It’s not easy to find a Sicilian beach house for rent during August. So when his girlfriend Livia, denied a vacation with the inspector by his colleague’s change of summer plans, insists that he find a rental for her friend Laura, Montalbano’s proud of his discovery, until the plagues begin: cockroaches, mice, spiders, floods. Finally Laura’s toddler disappears—into a pit, it turns out, that leads to a secret ground-floor apartment constructed and buried in defiance of the building code. It’s the exact duplicate of Laura’s apartment, except for the corpse in the chest. The victim, 16-year-old Caterina Morreale, was obviously assaulted and killed by someone who had access to the apartment on the day it was hidden from view to await a government amnesty on illegal construction. Was the killer well-connected contractor Michele Spitaleri, who liked his girls young? Foreman Angelino Dipasquale? Mason Gaspare Miccichè? Watchman Filiberto Attanasio, a habitual offender? Or Ralf Speciale, late stepson of the German businessman for whom the apartment was built? With help from a most unusual young woman, Montalbano battles the usual corruption, incompetence and indifference, compounded this time by heat that repeatedly moves him to strip to his underwear. He comes up with a solution as satisfying as it is unsurprising.
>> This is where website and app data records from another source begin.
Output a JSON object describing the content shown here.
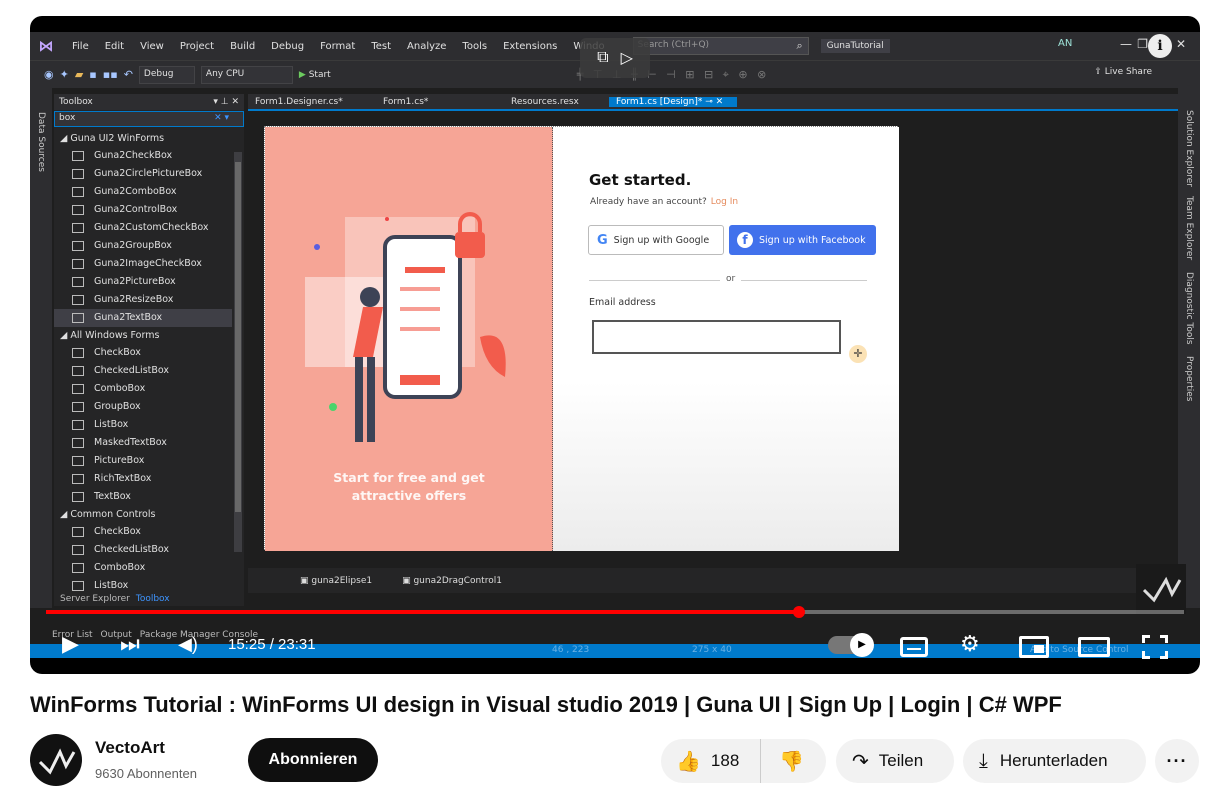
{
  "vs": {
    "menu": [
      "File",
      "Edit",
      "View",
      "Project",
      "Build",
      "Debug",
      "Format",
      "Test",
      "Analyze",
      "Tools",
      "Extensions",
      "Windo"
    ],
    "search_placeholder": "Search (Ctrl+Q)",
    "solution_name": "GunaTutorial",
    "user_initials": "AN",
    "toolbar": {
      "config": "Debug",
      "platform": "Any CPU",
      "start": "Start",
      "live_share": "Live Share"
    },
    "left_rail_label": "Data Sources",
    "right_rail": [
      "Solution Explorer",
      "Team Explorer",
      "Diagnostic Tools",
      "Properties"
    ],
    "toolbox": {
      "title": "Toolbox",
      "search": "box",
      "groups": [
        {
          "name": "Guna UI2 WinForms",
          "items": [
            "Guna2CheckBox",
            "Guna2CirclePictureBox",
            "Guna2ComboBox",
            "Guna2ControlBox",
            "Guna2CustomCheckBox",
            "Guna2GroupBox",
            "Guna2ImageCheckBox",
            "Guna2PictureBox",
            "Guna2ResizeBox",
            "Guna2TextBox"
          ]
        },
        {
          "name": "All Windows Forms",
          "items": [
            "CheckBox",
            "CheckedListBox",
            "ComboBox",
            "GroupBox",
            "ListBox",
            "MaskedTextBox",
            "PictureBox",
            "RichTextBox",
            "TextBox"
          ]
        },
        {
          "name": "Common Controls",
          "items": [
            "CheckBox",
            "CheckedListBox",
            "ComboBox",
            "ListBox"
          ]
        }
      ],
      "selected_item": "Guna2TextBox",
      "bottom_tabs": [
        "Server Explorer",
        "Toolbox"
      ]
    },
    "doc_tabs": [
      "Form1.Designer.cs*",
      "Form1.cs*",
      "Resources.resx",
      "Form1.cs [Design]*"
    ],
    "form": {
      "left_caption_line1": "Start for free and get",
      "left_caption_line2": "attractive offers",
      "heading": "Get started.",
      "have_account": "Already have an account?",
      "login_link": "Log In",
      "google_btn": "Sign up with Google",
      "facebook_btn": "Sign up with Facebook",
      "or": "or",
      "email_label": "Email address"
    },
    "components": [
      "guna2Elipse1",
      "guna2DragControl1"
    ],
    "bottom_tabs": [
      "Error List",
      "Output",
      "Package Manager Console"
    ],
    "status": {
      "position": "46 , 223",
      "size": "275 x 40",
      "source_control": "Add to Source Control"
    }
  },
  "player": {
    "time": "15:25 / 23:31",
    "progress_fraction": 0.662,
    "accent": "#ff0000"
  },
  "video": {
    "title": "WinForms Tutorial : WinForms UI design in Visual studio 2019 | Guna UI | Sign Up | Login | C# WPF",
    "channel": "VectoArt",
    "subscribers": "9630 Abonnenten",
    "subscribe_label": "Abonnieren",
    "likes": "188",
    "share_label": "Teilen",
    "download_label": "Herunterladen"
  }
}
Despite its noirish undertones, the perfect beach read for those lucky enough to have found suitable accommodations.